December 3, 2013: In collaboration with partners, celebrate International Day of Disabled and link with GBV.
December 6-7, 2013: In collaboration with partners, raise awareness on the importance of clean schools, do a cleanup activity with students in their schools and that will be followed up by trees planting in the schools; and raise awareness on including people with special needs in schools.
December 9, 2013: Community forum with partners and community leaders on understanding the GBV SOPs and how to prevent and respond to incidents of GBV.

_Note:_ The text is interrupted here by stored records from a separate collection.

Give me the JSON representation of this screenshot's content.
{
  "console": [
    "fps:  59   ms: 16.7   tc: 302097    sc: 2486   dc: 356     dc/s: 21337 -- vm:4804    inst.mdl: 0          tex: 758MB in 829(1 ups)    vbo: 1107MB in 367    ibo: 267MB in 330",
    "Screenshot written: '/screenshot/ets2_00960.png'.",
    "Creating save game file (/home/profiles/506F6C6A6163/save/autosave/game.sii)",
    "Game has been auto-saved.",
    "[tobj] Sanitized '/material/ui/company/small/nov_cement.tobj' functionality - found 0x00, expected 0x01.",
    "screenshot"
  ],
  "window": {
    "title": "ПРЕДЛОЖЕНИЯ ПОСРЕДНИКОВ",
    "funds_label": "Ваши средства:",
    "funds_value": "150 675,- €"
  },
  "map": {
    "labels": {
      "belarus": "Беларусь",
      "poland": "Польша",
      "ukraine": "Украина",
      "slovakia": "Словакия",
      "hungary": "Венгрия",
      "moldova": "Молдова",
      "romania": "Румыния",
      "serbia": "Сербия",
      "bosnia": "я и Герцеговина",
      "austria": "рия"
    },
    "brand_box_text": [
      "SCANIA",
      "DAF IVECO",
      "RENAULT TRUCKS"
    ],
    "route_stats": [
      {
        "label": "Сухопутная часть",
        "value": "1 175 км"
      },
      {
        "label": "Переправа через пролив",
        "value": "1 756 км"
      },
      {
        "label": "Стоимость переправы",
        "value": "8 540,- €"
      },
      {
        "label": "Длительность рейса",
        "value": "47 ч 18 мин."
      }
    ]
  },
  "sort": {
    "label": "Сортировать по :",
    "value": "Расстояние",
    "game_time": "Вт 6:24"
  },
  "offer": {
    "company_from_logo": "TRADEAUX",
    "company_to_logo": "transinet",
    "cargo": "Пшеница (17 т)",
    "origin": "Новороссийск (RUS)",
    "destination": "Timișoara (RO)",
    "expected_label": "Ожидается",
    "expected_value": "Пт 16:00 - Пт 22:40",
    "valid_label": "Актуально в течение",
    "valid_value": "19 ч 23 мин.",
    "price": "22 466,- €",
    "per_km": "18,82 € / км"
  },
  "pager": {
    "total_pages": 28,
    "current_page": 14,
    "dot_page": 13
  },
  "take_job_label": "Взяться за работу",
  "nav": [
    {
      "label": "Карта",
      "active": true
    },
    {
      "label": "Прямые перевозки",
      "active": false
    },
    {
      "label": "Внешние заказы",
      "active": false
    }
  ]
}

December 10, 2013: Climax of the 16 Days of Activism with the following activities- parade, drama and songs on GBV, awareness on common forms of GBV in schools and strategies for prevention as identified through dialogue sessions with students, teachers and community members; display of the best drawing from the drawing competition on forms of violence in schools and prevention strategies; awards giving, speeches and outdoor sporting activities.
As done every year, this campaign is very important in that it helps to engage community members in awareness efforts on GBV as a violation of human rights as well as it demands community members and leadership to take action(s) to end violence against women and girls. Through this campaign, community members are constantly inform about GBV, services available for survivors and the need to prevent it.
Since its inception nearly 30 years ago, International Medical Corps' mission has been consistent: relieve the suffering of those impacted by war, natural disaster and disease, by delivering vital health care services that focus on training. This approach of helping people help themselves is critical to returning devastated populations to self-reliance. For more information visit: www.InternationalMedicalCorps.org.Also see us on Facebook and follow us on Twitter.